ASSIGNMENT: Collect every line of the records below that contains the word "this".

(Page and application data records)
◆ ◆ ◆ ◆ ◆ ◆ ◆

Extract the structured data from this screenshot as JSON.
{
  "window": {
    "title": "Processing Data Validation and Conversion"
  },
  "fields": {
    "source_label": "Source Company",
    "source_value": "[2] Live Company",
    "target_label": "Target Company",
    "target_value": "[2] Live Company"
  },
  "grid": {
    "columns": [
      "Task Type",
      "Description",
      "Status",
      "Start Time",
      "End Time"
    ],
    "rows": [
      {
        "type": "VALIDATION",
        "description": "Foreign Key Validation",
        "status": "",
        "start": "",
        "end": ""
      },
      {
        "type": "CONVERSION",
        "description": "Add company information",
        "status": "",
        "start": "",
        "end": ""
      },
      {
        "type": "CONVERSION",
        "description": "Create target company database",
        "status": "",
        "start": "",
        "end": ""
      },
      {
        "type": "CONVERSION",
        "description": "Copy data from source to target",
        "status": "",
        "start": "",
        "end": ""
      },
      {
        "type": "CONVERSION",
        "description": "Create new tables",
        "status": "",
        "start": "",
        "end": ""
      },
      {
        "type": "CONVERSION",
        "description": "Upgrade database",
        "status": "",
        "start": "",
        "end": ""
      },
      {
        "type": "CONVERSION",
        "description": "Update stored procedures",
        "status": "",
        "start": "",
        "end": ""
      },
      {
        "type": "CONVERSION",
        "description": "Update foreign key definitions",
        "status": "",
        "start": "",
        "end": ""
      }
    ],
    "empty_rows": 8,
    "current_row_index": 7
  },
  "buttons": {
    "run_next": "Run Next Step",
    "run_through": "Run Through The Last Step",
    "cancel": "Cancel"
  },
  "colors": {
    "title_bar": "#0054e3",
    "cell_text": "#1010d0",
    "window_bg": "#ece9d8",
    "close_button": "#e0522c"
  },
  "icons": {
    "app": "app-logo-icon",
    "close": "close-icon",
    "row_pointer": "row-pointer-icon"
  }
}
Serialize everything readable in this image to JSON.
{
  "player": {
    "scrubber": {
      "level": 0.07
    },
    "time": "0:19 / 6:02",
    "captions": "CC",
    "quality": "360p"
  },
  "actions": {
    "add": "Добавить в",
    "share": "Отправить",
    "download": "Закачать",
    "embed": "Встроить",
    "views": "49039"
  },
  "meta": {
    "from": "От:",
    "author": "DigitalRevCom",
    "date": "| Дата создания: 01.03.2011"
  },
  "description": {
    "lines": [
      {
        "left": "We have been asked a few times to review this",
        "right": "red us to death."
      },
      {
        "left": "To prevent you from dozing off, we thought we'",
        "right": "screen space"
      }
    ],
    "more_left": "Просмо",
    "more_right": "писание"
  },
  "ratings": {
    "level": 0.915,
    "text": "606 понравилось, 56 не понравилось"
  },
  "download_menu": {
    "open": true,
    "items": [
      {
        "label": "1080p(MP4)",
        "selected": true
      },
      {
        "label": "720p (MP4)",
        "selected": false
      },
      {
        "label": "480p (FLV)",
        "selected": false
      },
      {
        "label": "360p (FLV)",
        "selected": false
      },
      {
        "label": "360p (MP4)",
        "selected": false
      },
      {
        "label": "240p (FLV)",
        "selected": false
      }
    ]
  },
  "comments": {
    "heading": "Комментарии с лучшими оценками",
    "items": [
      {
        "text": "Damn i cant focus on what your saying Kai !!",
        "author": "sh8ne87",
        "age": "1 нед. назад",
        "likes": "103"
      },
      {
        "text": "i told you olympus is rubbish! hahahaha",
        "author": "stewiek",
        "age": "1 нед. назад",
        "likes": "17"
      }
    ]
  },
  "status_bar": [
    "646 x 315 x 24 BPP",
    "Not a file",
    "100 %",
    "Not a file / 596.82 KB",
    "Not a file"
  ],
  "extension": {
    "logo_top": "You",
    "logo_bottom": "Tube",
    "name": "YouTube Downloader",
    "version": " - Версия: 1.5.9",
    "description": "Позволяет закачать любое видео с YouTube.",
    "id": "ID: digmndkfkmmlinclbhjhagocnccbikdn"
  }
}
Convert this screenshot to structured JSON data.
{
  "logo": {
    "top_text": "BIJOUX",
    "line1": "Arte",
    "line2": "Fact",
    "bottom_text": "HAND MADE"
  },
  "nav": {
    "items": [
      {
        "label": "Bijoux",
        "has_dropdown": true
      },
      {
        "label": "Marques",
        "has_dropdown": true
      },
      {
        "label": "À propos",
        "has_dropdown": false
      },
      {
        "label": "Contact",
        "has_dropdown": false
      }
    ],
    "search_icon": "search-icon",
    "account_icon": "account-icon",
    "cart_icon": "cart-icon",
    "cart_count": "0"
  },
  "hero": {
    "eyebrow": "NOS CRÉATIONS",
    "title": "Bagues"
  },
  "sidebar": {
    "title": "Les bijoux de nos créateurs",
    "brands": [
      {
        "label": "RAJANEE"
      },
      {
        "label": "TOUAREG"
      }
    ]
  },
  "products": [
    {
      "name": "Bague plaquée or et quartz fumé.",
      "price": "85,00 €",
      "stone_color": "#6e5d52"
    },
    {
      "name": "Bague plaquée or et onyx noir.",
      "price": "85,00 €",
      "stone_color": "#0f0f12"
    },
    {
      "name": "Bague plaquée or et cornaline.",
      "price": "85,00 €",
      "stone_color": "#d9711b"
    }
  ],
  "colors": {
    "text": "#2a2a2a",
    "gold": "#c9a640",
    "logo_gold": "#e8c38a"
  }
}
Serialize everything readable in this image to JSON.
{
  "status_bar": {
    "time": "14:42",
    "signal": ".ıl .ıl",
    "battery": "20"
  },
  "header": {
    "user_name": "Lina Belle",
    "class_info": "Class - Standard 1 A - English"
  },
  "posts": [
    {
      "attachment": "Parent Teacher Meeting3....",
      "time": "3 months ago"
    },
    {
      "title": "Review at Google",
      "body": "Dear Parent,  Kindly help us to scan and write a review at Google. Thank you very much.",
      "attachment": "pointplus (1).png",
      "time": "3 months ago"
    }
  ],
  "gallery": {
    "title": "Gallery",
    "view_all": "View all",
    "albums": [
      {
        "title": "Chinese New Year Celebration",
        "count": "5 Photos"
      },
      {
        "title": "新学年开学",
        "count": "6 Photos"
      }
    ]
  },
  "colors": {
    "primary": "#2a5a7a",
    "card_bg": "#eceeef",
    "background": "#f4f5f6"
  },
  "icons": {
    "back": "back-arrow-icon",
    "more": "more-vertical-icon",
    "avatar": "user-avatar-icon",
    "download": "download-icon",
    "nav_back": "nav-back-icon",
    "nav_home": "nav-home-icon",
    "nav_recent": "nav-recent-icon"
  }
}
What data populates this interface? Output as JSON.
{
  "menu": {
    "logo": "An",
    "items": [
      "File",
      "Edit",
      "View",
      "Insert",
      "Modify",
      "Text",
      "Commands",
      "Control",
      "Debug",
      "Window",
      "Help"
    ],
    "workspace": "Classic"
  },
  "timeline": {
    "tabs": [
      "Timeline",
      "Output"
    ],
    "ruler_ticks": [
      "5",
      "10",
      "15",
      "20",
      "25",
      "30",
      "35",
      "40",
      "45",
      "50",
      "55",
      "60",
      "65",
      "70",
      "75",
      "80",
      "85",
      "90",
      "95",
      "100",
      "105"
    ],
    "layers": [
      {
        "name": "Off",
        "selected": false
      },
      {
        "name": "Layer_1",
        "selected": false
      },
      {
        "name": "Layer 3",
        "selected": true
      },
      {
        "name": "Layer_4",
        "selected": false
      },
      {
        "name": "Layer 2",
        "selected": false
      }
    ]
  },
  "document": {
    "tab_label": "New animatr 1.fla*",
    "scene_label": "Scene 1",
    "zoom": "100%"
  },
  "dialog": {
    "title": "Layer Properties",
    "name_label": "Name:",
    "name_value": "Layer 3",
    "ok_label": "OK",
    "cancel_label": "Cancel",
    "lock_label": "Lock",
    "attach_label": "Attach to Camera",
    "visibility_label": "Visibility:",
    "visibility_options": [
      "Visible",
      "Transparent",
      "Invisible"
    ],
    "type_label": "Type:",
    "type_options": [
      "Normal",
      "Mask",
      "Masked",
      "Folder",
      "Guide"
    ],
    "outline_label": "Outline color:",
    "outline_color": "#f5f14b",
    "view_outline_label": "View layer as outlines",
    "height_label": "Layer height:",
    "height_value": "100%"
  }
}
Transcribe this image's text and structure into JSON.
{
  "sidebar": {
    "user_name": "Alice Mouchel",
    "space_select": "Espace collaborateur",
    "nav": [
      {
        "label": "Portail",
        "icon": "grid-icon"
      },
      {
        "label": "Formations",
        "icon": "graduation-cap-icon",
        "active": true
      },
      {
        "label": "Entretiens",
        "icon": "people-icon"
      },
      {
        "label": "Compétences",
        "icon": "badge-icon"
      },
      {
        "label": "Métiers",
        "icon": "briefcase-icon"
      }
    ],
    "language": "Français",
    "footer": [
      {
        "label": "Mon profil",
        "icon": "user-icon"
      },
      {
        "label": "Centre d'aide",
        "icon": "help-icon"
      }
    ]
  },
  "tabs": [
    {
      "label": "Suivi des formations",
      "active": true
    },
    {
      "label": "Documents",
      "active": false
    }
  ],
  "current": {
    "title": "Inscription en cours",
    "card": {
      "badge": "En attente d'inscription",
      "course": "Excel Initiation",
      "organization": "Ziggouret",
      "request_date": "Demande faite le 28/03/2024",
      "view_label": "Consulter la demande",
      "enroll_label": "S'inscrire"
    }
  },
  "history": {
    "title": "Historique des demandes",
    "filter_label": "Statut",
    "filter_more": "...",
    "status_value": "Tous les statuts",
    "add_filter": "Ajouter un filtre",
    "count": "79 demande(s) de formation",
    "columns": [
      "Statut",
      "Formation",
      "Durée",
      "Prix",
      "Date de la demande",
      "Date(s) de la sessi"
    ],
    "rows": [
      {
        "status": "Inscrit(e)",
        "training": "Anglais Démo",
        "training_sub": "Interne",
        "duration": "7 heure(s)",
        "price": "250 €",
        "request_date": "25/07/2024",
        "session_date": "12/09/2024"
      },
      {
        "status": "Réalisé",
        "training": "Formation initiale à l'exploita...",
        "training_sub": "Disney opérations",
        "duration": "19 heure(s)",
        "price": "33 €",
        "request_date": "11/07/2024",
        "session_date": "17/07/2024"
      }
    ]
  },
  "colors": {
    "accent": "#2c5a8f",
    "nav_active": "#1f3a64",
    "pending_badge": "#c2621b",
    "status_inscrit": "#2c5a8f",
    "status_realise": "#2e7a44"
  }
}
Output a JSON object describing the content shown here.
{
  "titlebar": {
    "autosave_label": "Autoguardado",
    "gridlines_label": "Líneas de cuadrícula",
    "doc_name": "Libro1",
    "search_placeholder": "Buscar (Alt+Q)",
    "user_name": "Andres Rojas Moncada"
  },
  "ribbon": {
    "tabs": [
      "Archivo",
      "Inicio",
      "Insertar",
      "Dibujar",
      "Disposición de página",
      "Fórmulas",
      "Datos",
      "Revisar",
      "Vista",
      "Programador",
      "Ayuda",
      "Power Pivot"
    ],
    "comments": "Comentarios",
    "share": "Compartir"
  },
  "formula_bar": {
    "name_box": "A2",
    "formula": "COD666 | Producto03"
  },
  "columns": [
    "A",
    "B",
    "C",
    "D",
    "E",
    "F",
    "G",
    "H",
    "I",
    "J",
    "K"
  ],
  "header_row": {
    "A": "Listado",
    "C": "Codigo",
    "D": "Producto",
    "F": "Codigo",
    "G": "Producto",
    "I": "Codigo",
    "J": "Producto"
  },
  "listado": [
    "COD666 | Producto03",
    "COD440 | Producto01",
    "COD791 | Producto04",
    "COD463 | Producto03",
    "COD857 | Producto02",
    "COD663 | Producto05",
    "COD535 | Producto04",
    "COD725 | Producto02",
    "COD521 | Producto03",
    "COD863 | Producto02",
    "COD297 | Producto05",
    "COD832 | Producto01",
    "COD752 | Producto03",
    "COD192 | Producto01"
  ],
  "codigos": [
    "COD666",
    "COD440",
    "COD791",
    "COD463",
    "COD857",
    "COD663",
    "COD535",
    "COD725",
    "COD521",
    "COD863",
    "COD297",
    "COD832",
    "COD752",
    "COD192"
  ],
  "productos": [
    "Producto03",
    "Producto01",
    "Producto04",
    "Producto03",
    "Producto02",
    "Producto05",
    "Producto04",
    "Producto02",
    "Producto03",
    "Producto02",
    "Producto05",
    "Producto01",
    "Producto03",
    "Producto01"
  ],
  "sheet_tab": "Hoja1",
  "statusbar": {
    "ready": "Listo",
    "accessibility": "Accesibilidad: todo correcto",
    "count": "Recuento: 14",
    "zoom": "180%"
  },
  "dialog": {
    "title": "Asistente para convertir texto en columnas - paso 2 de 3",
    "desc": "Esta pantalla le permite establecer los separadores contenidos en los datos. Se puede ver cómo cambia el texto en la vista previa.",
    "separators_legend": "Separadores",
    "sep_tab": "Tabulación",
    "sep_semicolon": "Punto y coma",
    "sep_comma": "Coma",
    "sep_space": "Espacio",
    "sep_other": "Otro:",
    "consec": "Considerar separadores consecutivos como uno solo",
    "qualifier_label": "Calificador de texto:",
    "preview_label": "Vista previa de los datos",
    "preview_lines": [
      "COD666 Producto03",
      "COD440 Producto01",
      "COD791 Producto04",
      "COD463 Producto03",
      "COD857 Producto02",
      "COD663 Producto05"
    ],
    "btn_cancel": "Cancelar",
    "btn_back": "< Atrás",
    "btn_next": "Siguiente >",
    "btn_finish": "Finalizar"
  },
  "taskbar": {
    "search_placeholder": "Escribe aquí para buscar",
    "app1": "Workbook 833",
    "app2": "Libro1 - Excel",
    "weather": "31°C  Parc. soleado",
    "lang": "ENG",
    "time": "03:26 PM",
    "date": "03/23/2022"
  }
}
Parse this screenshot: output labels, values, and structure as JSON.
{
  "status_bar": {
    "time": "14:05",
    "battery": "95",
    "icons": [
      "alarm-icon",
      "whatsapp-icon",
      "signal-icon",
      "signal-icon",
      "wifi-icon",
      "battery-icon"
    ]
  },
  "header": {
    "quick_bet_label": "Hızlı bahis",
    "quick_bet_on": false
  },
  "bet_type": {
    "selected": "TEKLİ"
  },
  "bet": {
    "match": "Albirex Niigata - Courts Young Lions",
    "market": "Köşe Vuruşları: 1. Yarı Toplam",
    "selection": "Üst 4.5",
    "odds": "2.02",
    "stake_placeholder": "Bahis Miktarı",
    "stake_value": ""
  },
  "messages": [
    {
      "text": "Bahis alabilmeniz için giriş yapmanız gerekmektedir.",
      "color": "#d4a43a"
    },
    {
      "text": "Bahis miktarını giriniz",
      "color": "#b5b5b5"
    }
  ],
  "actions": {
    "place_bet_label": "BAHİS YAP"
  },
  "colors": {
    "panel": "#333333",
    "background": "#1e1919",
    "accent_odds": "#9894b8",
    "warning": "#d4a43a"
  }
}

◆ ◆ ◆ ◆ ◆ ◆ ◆

RESULT OF THE EXERCISE:
Extract the structured data from this screenshot as JSON.
Serialize everything readable in this image to JSON.
        "left": "We have been asked a few times to review this",
Convert this screenshot to structured JSON data.
Serialize everything readable in this image to JSON.
What data populates this interface? Output as JSON.
Transcribe this image's text and structure into JSON.
Parse this screenshot: output labels, values, and structure as JSON.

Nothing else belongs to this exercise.